Despite all this, the most incredible part of the day (at least for myself) was yet to come. The day before, my teacher had informed me that if I would like to, I might have the opportunity to testify in front of “a few people” on my opinion on the death penalty. It didn’t hit me until later that evening that what Ms. Murphy was referring to was actually going to be either the state senate or judiciary. I was incredibly nervous, but knew that it
was a once in a lifetime opportunity to speak up for something I believed in. We sat, watching the Governor, Lieutenant Governor, Archbishop Lori, and many other officials speak, and finally, it was my turn to take a seat. I had a small speech prepared, but when it came my turn to speak, I spoke from the heart of how I’d been raised and what Ms. Murphy, my ethics teacher, had taught me. I spoke about how a system with such inequalities could never be called “justice,” and questioned how we could support a culture where the common sense not to kill is instilled in us from a young age, but still use a legalized form of murder as retribution. The entire day was a great experience, and the feeling of standing up in a real way against something like the death penalty couldn’t be beat.

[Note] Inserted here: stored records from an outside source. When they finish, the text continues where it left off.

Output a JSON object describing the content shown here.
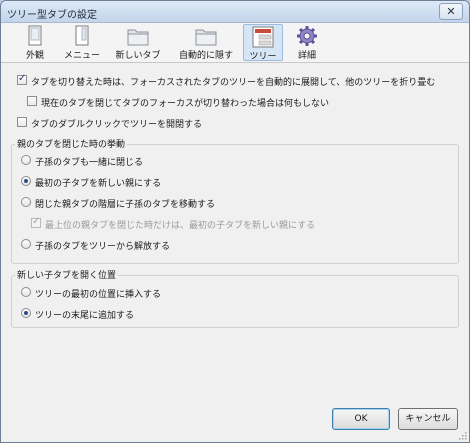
{
  "window": {
    "title": "ツリー型タブの設定",
    "close_label": "✕"
  },
  "toolbar": {
    "tabs": [
      {
        "label": "外観",
        "icon": "appearance-icon"
      },
      {
        "label": "メニュー",
        "icon": "menu-icon"
      },
      {
        "label": "新しいタブ",
        "icon": "folder-icon"
      },
      {
        "label": "自動的に隠す",
        "icon": "folder-icon"
      },
      {
        "label": "ツリー",
        "icon": "tree-icon",
        "selected": true
      },
      {
        "label": "詳細",
        "icon": "gear-icon"
      }
    ]
  },
  "options": {
    "auto_expand": {
      "label": "タブを切り替えた時は、フォーカスされたタブのツリーを自動的に展開して、他のツリーを折り畳む",
      "checked": true
    },
    "no_expand_on_close": {
      "label": "現在のタブを閉じてタブのフォーカスが切り替わった場合は何もしない",
      "checked": false
    },
    "dblclick_toggle": {
      "label": "タブのダブルクリックでツリーを開閉する",
      "checked": false
    }
  },
  "close_parent_group": {
    "legend": "親のタブを閉じた時の挙動",
    "choices": [
      {
        "label": "子孫のタブも一緒に閉じる",
        "checked": false
      },
      {
        "label": "最初の子タブを新しい親にする",
        "checked": true
      },
      {
        "label": "閉じた親タブの階層に子孫のタブを移動する",
        "checked": false
      },
      {
        "label": "子孫のタブをツリーから解放する",
        "checked": false
      }
    ],
    "sub_option": {
      "label": "最上位の親タブを閉じた時だけは、最初の子タブを新しい親にする",
      "checked": true,
      "disabled": true
    }
  },
  "new_child_group": {
    "legend": "新しい子タブを開く位置",
    "choices": [
      {
        "label": "ツリーの最初の位置に挿入する",
        "checked": false
      },
      {
        "label": "ツリーの末尾に追加する",
        "checked": true
      }
    ]
  },
  "buttons": {
    "ok": "OK",
    "cancel": "キャンセル"
  },
  "colors": {
    "accent": "#2d4b8e",
    "selected_tab_bg": "#d6e6f7",
    "titlebar": "#c3d5ec"
  }
}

Chris joined the Ignatian Solidarity Network (ISN) as executive director in 2011. He has over fifteen years of experience in social justice advocacy and leadership in Catholic education and ministry. Prior to ISN he served in multiple roles at John Carroll University, including coordinating international immersion experience and social justice education programming as an inaugural co-director of John Carroll’s Arrupe Scholars Program for Social Action. Prior to his time at John Carroll he served as a teacher and administrator at the elementary and secondary levels in Catholic Diocese of Cleveland. Chris speaks regularly at campuses and parishes about social justice education and advocacy, Jesuit mission, and a broad range of social justice issues. He currently serves on the board of directors for Christians for Peace in El Salvador (CRISPAZ). Chris earned a B.A. and M.A. from John Carroll University in University Heights, Ohio. He and his family reside in Shaker Heights, Ohio.